Babylonia fell and the Temple was rebuilt, miracles were at once present and hidden − but Judea remained subject to the Persian Empire. The prophets Haggai and Zechariah spoke of imminent redemption − yet most Jews remained in exile. Prophecy ceased with Malachi, and a chapter in Jewish history came to an end, paving the way for a new era with the Oral Law at its heart: the era of the rabbis. At the end of the age of the prophets, hope mixed with disappointment as the people of Israel tried to come to terms with this partial salvation, wondering what it meant for the covenantal relationship between God and Israel.
Often overlooked, the books of the final prophets hold the key to understanding the monumental transition that overtook the Jewish world at the beginning of the Second Temple Era and that ushered in the postbiblical age. In Haggai, Zechariah, and Malachi: Prophecy in an Age of Uncertainty, Rabbi Hayyim Angel brings to life one of the least understood eras of Jewish history.

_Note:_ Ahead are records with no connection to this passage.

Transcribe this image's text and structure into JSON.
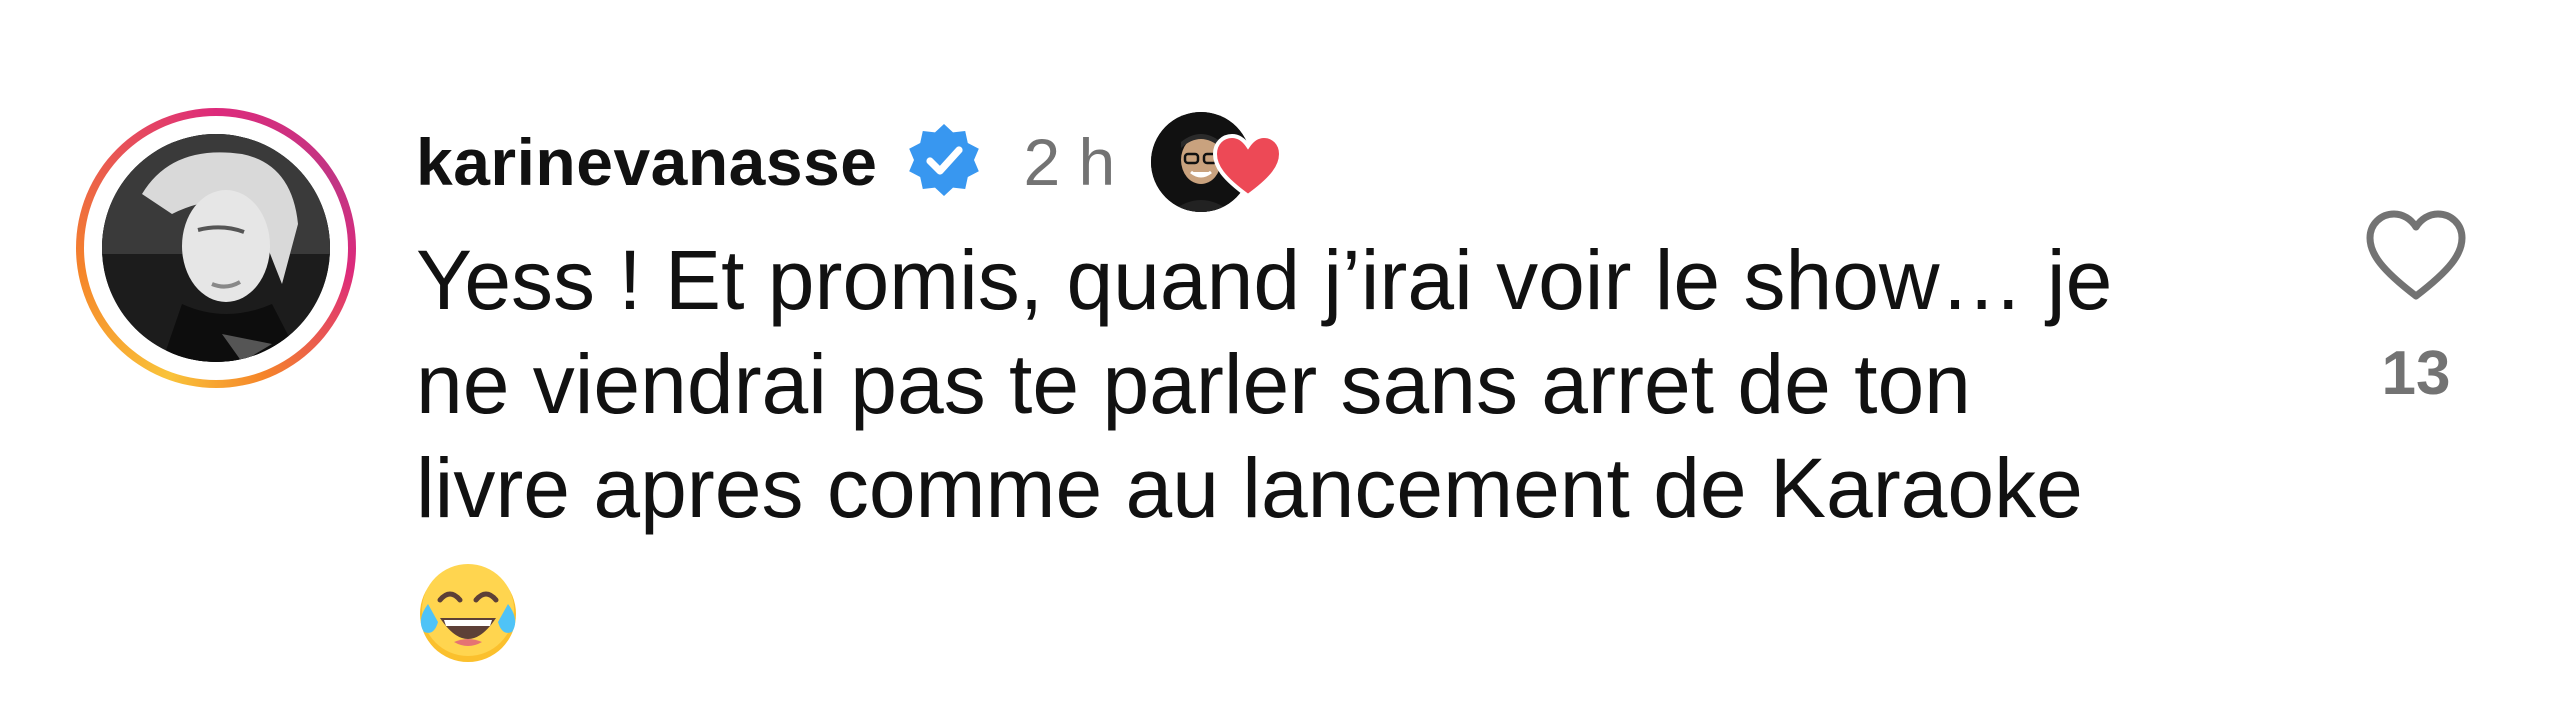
{
  "comment": {
    "username": "karinevanasse",
    "timestamp": "2 h",
    "text": "Yess ! Et promis, quand j’irai voir le show… je\nne viendrai pas te parler sans arret de ton\nlivre apres comme au lancement de Karaoke",
    "trailing_emoji": "face-with-tears-of-joy",
    "like_count": "13",
    "verified": true,
    "liked_by_author_icon": "author-avatar-heart"
  },
  "icons": {
    "verified": "verified-badge-icon",
    "like": "heart-outline-icon",
    "author_like": "heart-filled-icon"
  },
  "colors": {
    "verified_blue": "#3897f0",
    "heart_red": "#ed4956",
    "muted_text": "#737373",
    "story_ring_start": "#f9c33a",
    "story_ring_end": "#c13584"
  }
}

In this work, Rabbi Angel takes the reader through a tumultuous world of joy mingled with insecurity in the twilight of prophecy.